The little plants are intact, and I hope the cold doesn't cause them to lose all hope in the midst of their difficult transition.

Monday, October 6, 2008


More coming soon....

Growing...As a Person

That's the excuse I'm going to use to explain why I haven't blogged for a while. Or gardened, for that matter. That I've been growing, a person.

Grad school applications are in competition with a Statistics class and a Psychology class, all of which are competing with a full-time job. Yeargh!!! There is compost to bring in, cover crops to plant, tomatoes to harvest, chard to get in the ground (albeit a little late), but all this must wait.

My life is overgrown. Not just the borders but the very beds. I planted everything when it was small and now it is out of hand and everything's crowding everything else out, and some things should really go but they can't. I need more space! (I am being metaphorical, get it? Like: I took on all these responsibilities when they were just ideas, but now they're actual things I need to do, etc....)

Precision timing and inter-cropping, those will be my strategies. Right now I am growing a blog entry between two rows of collegus prerequisitii.

And of course, there is the social life, which MUST BE MAINTAINED or I will get weird. The social life keeps the overall garden healthy; doesn't necessarily appear useful but attracts all sorts of beneficial insects. That's what I've always told dad.

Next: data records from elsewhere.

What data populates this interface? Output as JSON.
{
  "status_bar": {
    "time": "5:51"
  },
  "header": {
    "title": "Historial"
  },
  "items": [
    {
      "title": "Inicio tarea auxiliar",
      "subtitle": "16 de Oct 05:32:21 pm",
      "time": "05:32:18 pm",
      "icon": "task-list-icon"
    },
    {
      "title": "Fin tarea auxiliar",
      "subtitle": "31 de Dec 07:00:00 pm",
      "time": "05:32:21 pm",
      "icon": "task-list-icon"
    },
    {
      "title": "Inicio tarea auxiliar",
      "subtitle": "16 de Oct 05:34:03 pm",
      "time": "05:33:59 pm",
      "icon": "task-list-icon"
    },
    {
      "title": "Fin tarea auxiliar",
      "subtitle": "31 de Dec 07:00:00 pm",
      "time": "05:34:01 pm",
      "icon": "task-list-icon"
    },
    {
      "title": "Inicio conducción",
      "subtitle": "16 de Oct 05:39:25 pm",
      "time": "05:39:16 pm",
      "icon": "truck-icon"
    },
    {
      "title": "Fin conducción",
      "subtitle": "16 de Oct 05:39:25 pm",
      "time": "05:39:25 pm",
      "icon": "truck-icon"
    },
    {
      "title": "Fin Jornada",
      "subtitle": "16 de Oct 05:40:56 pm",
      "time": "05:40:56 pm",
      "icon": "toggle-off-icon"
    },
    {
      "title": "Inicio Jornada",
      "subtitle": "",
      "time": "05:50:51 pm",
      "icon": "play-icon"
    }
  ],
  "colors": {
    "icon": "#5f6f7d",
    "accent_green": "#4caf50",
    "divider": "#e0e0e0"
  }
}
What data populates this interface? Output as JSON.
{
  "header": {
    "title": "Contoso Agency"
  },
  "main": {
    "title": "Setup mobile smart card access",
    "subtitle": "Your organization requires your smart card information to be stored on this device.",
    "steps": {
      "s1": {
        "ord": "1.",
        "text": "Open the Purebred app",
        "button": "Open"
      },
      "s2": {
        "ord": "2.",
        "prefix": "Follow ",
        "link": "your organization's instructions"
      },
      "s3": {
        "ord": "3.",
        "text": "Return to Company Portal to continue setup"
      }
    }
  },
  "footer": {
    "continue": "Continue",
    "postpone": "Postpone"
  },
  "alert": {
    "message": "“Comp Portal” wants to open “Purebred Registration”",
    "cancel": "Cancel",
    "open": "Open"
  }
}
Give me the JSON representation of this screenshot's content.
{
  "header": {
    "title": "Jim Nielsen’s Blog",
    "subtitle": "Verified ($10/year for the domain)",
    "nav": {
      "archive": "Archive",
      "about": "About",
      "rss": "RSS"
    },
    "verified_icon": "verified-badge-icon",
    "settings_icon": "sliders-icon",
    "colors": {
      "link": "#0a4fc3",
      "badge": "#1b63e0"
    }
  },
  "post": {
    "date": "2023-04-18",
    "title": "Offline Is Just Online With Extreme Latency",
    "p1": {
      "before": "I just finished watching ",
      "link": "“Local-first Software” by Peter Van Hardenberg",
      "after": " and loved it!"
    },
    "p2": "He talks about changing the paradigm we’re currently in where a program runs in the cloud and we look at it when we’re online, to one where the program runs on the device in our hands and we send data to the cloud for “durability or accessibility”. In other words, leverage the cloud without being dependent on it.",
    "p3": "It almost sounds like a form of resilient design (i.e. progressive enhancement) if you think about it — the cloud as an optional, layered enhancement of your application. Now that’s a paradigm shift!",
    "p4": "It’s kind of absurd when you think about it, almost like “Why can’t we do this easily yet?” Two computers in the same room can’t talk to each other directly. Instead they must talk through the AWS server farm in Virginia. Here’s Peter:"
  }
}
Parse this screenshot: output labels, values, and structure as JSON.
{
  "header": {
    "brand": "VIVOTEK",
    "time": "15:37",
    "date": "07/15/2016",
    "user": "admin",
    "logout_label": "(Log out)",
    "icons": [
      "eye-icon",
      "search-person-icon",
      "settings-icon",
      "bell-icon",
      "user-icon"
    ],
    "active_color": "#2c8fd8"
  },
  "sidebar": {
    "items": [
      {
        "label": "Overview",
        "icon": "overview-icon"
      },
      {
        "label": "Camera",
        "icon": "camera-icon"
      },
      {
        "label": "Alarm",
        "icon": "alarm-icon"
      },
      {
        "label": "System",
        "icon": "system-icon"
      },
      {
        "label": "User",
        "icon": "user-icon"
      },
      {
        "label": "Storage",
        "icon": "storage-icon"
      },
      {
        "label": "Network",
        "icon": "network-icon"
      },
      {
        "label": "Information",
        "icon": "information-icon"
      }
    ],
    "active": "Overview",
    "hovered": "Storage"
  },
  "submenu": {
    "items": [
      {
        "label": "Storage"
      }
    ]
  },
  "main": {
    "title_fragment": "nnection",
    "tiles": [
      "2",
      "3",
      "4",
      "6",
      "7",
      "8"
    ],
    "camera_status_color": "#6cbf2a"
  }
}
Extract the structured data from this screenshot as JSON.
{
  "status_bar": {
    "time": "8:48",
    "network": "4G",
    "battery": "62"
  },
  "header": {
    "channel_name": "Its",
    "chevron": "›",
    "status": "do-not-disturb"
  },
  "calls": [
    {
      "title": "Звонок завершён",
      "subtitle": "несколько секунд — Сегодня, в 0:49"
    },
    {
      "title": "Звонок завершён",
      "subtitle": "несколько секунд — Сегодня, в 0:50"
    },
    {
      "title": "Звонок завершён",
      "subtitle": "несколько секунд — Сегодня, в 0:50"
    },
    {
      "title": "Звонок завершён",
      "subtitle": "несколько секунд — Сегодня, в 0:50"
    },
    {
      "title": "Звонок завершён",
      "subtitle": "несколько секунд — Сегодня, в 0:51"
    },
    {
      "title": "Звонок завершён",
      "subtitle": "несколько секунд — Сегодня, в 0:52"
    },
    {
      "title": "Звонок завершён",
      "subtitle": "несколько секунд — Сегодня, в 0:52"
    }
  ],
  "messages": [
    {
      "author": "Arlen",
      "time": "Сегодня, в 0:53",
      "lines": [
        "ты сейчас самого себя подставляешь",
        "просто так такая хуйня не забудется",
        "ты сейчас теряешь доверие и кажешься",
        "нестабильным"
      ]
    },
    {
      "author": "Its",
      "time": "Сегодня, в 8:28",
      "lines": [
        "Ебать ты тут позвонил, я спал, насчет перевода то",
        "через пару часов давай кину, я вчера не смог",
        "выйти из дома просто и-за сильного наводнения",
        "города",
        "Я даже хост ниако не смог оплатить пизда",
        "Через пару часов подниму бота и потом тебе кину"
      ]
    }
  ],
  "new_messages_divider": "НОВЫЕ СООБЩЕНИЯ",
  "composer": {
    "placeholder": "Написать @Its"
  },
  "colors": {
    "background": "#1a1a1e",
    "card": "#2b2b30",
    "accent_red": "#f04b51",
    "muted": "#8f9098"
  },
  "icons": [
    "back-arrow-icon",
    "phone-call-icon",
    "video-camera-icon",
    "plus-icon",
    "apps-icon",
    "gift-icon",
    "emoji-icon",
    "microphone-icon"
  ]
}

Finding a metaphor is like shopping for an article of used clothing--you just find something that fits and then figure out how to make it work. Sometimes you have to stretch it a little. :)